Have you ever felt like this woman? Most of us have had such moments. Recently, I've been having an email conversation with a woman who wrote and self-published her first novel. She had kindly sent me a copy and I read and enjoyed it.
Naturally, she wanted my opinion on the book. Then she asked me if I thought it worth her time and money to try to get an agent. She is already working on book number 2. We chatted about it and she remarked that the marketing of her book was a big job and that there is so much to learn about the publishing world.
How right she was. If being a writer only involved the actual creating a story or essay or poem, we'd all be happy. But it involves so much more--that is, if we want to sell what we've written and if we would like to be represented by an agent or publishing house.
One of the things a new novelist needs to do is to read as much as possible about the things listed here:
1. self-publishing vs selling to a publishing house
2. how to find an agent
3. ebook vs print? or both?
4. how to write a good query letter
5. marketing the book
6. how to find reviewers other than friends and family
Another thing to do is to talk with other novelists who have been successful in finding an agent and/or marketing their book. I don't mean a 2 minute conversation but to spend some real time with an experienced writer.
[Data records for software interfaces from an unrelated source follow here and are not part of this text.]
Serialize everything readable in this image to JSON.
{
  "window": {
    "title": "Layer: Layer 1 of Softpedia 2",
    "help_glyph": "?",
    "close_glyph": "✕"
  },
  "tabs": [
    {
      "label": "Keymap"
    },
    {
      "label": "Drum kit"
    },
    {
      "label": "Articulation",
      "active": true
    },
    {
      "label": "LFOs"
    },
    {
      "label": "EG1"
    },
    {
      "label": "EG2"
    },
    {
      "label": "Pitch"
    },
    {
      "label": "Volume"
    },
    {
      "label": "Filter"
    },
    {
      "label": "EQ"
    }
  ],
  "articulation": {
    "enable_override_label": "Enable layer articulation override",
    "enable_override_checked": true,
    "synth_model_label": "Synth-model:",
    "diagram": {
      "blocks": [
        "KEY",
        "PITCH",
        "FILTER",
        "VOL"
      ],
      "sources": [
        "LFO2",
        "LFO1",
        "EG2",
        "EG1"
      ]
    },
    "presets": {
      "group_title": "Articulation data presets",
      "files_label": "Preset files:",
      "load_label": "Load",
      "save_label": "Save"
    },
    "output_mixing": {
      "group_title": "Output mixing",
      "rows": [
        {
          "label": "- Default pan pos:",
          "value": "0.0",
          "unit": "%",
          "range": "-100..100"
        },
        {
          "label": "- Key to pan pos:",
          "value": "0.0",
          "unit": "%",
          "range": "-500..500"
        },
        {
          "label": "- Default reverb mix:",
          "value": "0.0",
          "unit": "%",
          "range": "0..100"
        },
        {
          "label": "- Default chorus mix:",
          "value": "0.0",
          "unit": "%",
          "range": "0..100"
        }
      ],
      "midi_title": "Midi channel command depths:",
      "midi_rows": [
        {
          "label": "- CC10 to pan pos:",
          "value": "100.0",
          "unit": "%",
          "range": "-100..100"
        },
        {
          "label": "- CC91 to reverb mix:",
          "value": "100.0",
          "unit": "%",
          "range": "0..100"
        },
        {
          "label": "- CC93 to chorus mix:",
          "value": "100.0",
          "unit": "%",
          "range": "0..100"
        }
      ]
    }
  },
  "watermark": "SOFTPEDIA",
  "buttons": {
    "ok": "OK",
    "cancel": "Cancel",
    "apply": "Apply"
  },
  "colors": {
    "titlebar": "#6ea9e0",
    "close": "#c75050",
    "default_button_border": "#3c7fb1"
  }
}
Give some thought to the matter of producing more books once you've found an agent. It's an ongoing process. One book is not going to do it. Are you confident that you can keep writing new books?
Think about the amount of time all this is going to take. Do you have the time, or are you willing to make the time? Is your passion for writing and publishing more books great enough?
The poor woman in the picture may have taken on too much. Or she may love to write and hate all the other things that are part of the writing world. She definitely needs to sit down and sort it all out!
The person I had the email conversation with wrote a book that kept me turning the pages. She's heard a similar reaction from other readers of this first novel. There are things in her first novel that might have been done better and I'm sure she'll be cognizant of that in the second book. I've heard successful authors say that your first novel should go into a drawer and stay there forever. It's the one you learn from. I don't agree with that 100% but there is some merit to that thought. Now, she must decide how much more she is willing to take on. No one else can make that decision for her.